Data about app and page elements
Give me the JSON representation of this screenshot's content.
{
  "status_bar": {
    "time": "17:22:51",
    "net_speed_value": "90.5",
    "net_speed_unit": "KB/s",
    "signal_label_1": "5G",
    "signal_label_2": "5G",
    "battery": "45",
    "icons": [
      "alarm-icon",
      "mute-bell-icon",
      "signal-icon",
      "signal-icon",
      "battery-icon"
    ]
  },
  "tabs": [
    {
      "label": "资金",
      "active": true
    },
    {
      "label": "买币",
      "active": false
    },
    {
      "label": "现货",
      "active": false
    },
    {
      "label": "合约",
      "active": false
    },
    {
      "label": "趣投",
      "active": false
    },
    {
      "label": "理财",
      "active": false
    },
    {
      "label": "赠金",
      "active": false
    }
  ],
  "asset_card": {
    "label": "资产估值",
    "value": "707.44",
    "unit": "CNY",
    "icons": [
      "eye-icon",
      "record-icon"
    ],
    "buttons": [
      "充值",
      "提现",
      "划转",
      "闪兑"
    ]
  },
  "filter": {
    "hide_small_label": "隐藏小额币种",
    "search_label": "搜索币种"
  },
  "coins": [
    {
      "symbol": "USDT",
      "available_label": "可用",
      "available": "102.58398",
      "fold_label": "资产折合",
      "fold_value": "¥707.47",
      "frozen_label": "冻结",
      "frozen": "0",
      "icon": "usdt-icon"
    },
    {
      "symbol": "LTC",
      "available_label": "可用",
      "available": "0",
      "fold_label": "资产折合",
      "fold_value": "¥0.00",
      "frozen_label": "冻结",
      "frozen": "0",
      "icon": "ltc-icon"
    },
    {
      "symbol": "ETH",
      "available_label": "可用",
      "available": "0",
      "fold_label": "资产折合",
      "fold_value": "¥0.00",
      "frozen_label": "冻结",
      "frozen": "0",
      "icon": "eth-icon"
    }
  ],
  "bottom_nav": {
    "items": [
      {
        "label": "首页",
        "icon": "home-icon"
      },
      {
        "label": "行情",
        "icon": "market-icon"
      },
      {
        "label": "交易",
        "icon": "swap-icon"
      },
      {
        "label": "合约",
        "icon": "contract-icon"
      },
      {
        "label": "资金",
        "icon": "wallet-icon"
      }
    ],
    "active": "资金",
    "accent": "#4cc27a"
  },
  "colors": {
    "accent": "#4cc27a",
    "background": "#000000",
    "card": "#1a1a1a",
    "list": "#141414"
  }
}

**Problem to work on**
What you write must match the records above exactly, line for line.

**Completed exercise**
Give me the JSON representation of this screenshot's content.
{
  "status_bar": {
    "time": "17:22:51",
    "net_speed_value": "90.5",
    "net_speed_unit": "KB/s",
    "signal_label_1": "5G",
    "signal_label_2": "5G",
    "battery": "45",
    "icons": [
      "alarm-icon",
      "mute-bell-icon",
      "signal-icon",
      "signal-icon",
      "battery-icon"
    ]
  },
  "tabs": [
    {
      "label": "资金",
      "active": true
    },
    {
      "label": "买币",
      "active": false
    },
    {
      "label": "现货",
      "active": false
    },
    {
      "label": "合约",
      "active": false
    },
    {
      "label": "趣投",
      "active": false
    },
    {
      "label": "理财",
      "active": false
    },
    {
      "label": "赠金",
      "active": false
    }
  ],
  "asset_card": {
    "label": "资产估值",
    "value": "707.44",
    "unit": "CNY",
    "icons": [
      "eye-icon",
      "record-icon"
    ],
    "buttons": [
      "充值",
      "提现",
      "划转",
      "闪兑"
    ]
  },
  "filter": {
    "hide_small_label": "隐藏小额币种",
    "search_label": "搜索币种"
  },
  "coins": [
    {
      "symbol": "USDT",
      "available_label": "可用",
      "available": "102.58398",
      "fold_label": "资产折合",
      "fold_value": "¥707.47",
      "frozen_label": "冻结",
      "frozen": "0",
      "icon": "usdt-icon"
    },
    {
      "symbol": "LTC",
      "available_label": "可用",
      "available": "0",
      "fold_label": "资产折合",
      "fold_value": "¥0.00",
      "frozen_label": "冻结",
      "frozen": "0",
      "icon": "ltc-icon"
    },
    {
      "symbol": "ETH",
      "available_label": "可用",
      "available": "0",
      "fold_label": "资产折合",
      "fold_value": "¥0.00",
      "frozen_label": "冻结",
      "frozen": "0",
      "icon": "eth-icon"
    }
  ],
  "bottom_nav": {
    "items": [
      {
        "label": "首页",
        "icon": "home-icon"
      },
      {
        "label": "行情",
        "icon": "market-icon"
      },
      {
        "label": "交易",
        "icon": "swap-icon"
      },
      {
        "label": "合约",
        "icon": "contract-icon"
      },
      {
        "label": "资金",
        "icon": "wallet-icon"
      }
    ],
    "active": "资金",
    "accent": "#4cc27a"
  },
  "colors": {
    "accent": "#4cc27a",
    "background": "#000000",
    "card": "#1a1a1a",
    "list": "#141414"
  }
}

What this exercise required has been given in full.